Excerpts from an interface dataset:
+---+
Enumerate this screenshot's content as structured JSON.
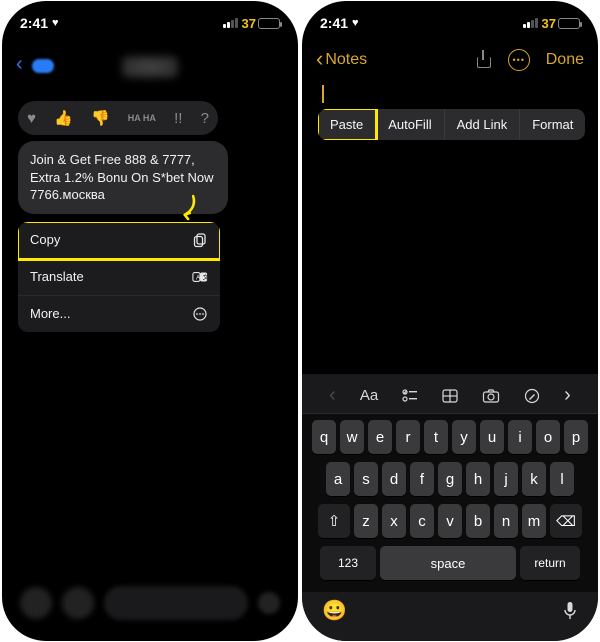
{
  "status": {
    "time": "2:41",
    "heart_icon": "♥",
    "battery_pct": "37"
  },
  "messages": {
    "reactions": [
      "♥",
      "👍",
      "👎",
      "HA HA",
      "!!",
      "?"
    ],
    "bubble_text": "Join & Get Free 888 & 7777, Extra 1.2% Bonu On S*bet Now 7766.москва",
    "menu": {
      "copy": "Copy",
      "translate": "Translate",
      "more": "More..."
    }
  },
  "notes": {
    "back_label": "Notes",
    "done_label": "Done",
    "ellipsis": "• • •",
    "context": {
      "paste": "Paste",
      "autofill": "AutoFill",
      "add_link": "Add Link",
      "format": "Format"
    }
  },
  "keyboard": {
    "toolbar": {
      "aa": "Aa"
    },
    "row1": [
      "q",
      "w",
      "e",
      "r",
      "t",
      "y",
      "u",
      "i",
      "o",
      "p"
    ],
    "row2": [
      "a",
      "s",
      "d",
      "f",
      "g",
      "h",
      "j",
      "k",
      "l"
    ],
    "row3": [
      "z",
      "x",
      "c",
      "v",
      "b",
      "n",
      "m"
    ],
    "shift": "⇧",
    "del": "⌫",
    "k123": "123",
    "space": "space",
    "enter": "return",
    "emoji": "😀"
  },
  "annotation": {
    "highlight_color": "#ffe900"
  }
}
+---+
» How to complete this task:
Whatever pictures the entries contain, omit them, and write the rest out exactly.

» Result below:
Enumerate this screenshot's content as structured JSON.
{
  "status": {
    "time": "2:41",
    "heart_icon": "♥",
    "battery_pct": "37"
  },
  "messages": {
    "reactions": [
      "♥",
      "👍",
      "👎",
      "HA HA",
      "!!",
      "?"
    ],
    "bubble_text": "Join & Get Free 888 & 7777, Extra 1.2% Bonu On S*bet Now 7766.москва",
    "menu": {
      "copy": "Copy",
      "translate": "Translate",
      "more": "More..."
    }
  },
  "notes": {
    "back_label": "Notes",
    "done_label": "Done",
    "ellipsis": "• • •",
    "context": {
      "paste": "Paste",
      "autofill": "AutoFill",
      "add_link": "Add Link",
      "format": "Format"
    }
  },
  "keyboard": {
    "toolbar": {
      "aa": "Aa"
    },
    "row1": [
      "q",
      "w",
      "e",
      "r",
      "t",
      "y",
      "u",
      "i",
      "o",
      "p"
    ],
    "row2": [
      "a",
      "s",
      "d",
      "f",
      "g",
      "h",
      "j",
      "k",
      "l"
    ],
    "row3": [
      "z",
      "x",
      "c",
      "v",
      "b",
      "n",
      "m"
    ],
    "shift": "⇧",
    "del": "⌫",
    "k123": "123",
    "space": "space",
    "enter": "return",
    "emoji": "😀"
  },
  "annotation": {
    "highlight_color": "#ffe900"
  }
}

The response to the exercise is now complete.